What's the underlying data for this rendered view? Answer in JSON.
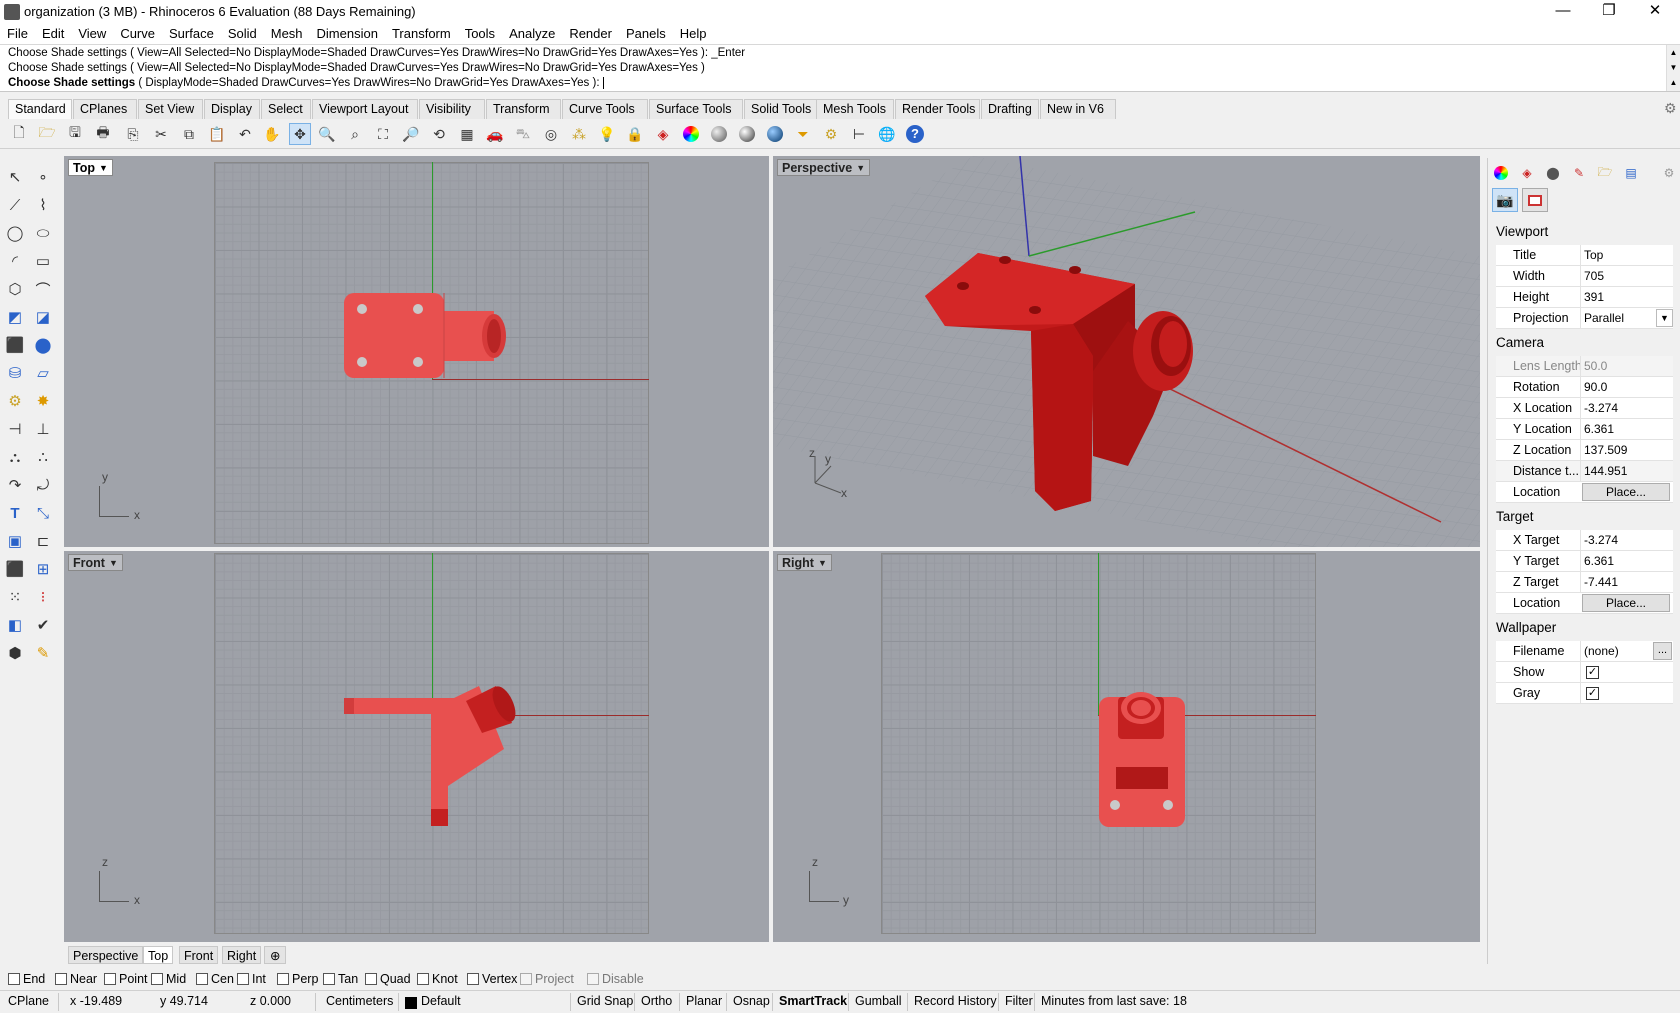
{
  "window": {
    "title": "organization (3 MB) - Rhinoceros 6 Evaluation (88 Days Remaining)",
    "minimize": "—",
    "maximize": "❐",
    "close": "✕"
  },
  "menu": [
    "File",
    "Edit",
    "View",
    "Curve",
    "Surface",
    "Solid",
    "Mesh",
    "Dimension",
    "Transform",
    "Tools",
    "Analyze",
    "Render",
    "Panels",
    "Help"
  ],
  "command": {
    "history": [
      "Choose Shade settings ( View=All  Selected=No  DisplayMode=Shaded  DrawCurves=Yes  DrawWires=No  DrawGrid=Yes  DrawAxes=Yes ): _Enter",
      "Choose Shade settings ( View=All  Selected=No  DisplayMode=Shaded  DrawCurves=Yes  DrawWires=No  DrawGrid=Yes  DrawAxes=Yes )"
    ],
    "prompt_bold": "Choose Shade settings",
    "prompt_rest": " ( DisplayMode=Shaded  DrawCurves=Yes  DrawWires=No  DrawGrid=Yes  DrawAxes=Yes ):"
  },
  "toolbar_tabs": [
    "Standard",
    "CPlanes",
    "Set View",
    "Display",
    "Select",
    "Viewport Layout",
    "Visibility",
    "Transform",
    "Curve Tools",
    "Surface Tools",
    "Solid Tools",
    "Mesh Tools",
    "Render Tools",
    "Drafting",
    "New in V6"
  ],
  "active_toolbar_tab": "Standard",
  "viewports": {
    "top": {
      "label": "Top",
      "ax1": "y",
      "ax2": "x"
    },
    "perspective": {
      "label": "Perspective",
      "ax1": "z",
      "ax2": "y",
      "ax3": "x"
    },
    "front": {
      "label": "Front",
      "ax1": "z",
      "ax2": "x"
    },
    "right": {
      "label": "Right",
      "ax1": "z",
      "ax2": "y"
    }
  },
  "view_tabs": [
    "Perspective",
    "Top",
    "Front",
    "Right"
  ],
  "active_view_tab": "Top",
  "osnaps": [
    {
      "label": "End",
      "checked": false,
      "disabled": false
    },
    {
      "label": "Near",
      "checked": false,
      "disabled": false
    },
    {
      "label": "Point",
      "checked": false,
      "disabled": false
    },
    {
      "label": "Mid",
      "checked": false,
      "disabled": false
    },
    {
      "label": "Cen",
      "checked": false,
      "disabled": false
    },
    {
      "label": "Int",
      "checked": false,
      "disabled": false
    },
    {
      "label": "Perp",
      "checked": false,
      "disabled": false
    },
    {
      "label": "Tan",
      "checked": false,
      "disabled": false
    },
    {
      "label": "Quad",
      "checked": false,
      "disabled": false
    },
    {
      "label": "Knot",
      "checked": false,
      "disabled": false
    },
    {
      "label": "Vertex",
      "checked": false,
      "disabled": false
    },
    {
      "label": "Project",
      "checked": false,
      "disabled": true
    },
    {
      "label": "Disable",
      "checked": false,
      "disabled": true
    }
  ],
  "status": {
    "cplane": "CPlane",
    "x": "x -19.489",
    "y": "y 49.714",
    "z": "z 0.000",
    "units": "Centimeters",
    "layer": "Default",
    "grid_snap": "Grid Snap",
    "ortho": "Ortho",
    "planar": "Planar",
    "osnap": "Osnap",
    "smarttrack": "SmartTrack",
    "gumball": "Gumball",
    "record_history": "Record History",
    "filter": "Filter",
    "last_save": "Minutes from last save: 18"
  },
  "panel": {
    "viewport_header": "Viewport",
    "title_label": "Title",
    "title_value": "Top",
    "width_label": "Width",
    "width_value": "705",
    "height_label": "Height",
    "height_value": "391",
    "projection_label": "Projection",
    "projection_value": "Parallel",
    "camera_header": "Camera",
    "lens_label": "Lens Length",
    "lens_value": "50.0",
    "rotation_label": "Rotation",
    "rotation_value": "90.0",
    "xloc_label": "X Location",
    "xloc_value": "-3.274",
    "yloc_label": "Y Location",
    "yloc_value": "6.361",
    "zloc_label": "Z Location",
    "zloc_value": "137.509",
    "dist_label": "Distance t...",
    "dist_value": "144.951",
    "location_label": "Location",
    "place_button": "Place...",
    "target_header": "Target",
    "xt_label": "X Target",
    "xt_value": "-3.274",
    "yt_label": "Y Target",
    "yt_value": "6.361",
    "zt_label": "Z Target",
    "zt_value": "-7.441",
    "tlocation_label": "Location",
    "tplace_button": "Place...",
    "wallpaper_header": "Wallpaper",
    "filename_label": "Filename",
    "filename_value": "(none)",
    "browse_button": "...",
    "show_label": "Show",
    "show_checked": true,
    "gray_label": "Gray",
    "gray_checked": true
  },
  "colors": {
    "model_red": "#e8504f",
    "model_dark": "#b01818",
    "bg_viewport": "#a0a3aa",
    "axis_green": "#2b9b2b",
    "axis_red": "#9b2b2b"
  }
}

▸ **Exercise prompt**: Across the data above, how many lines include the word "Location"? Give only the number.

▸ **Exercise response**: 5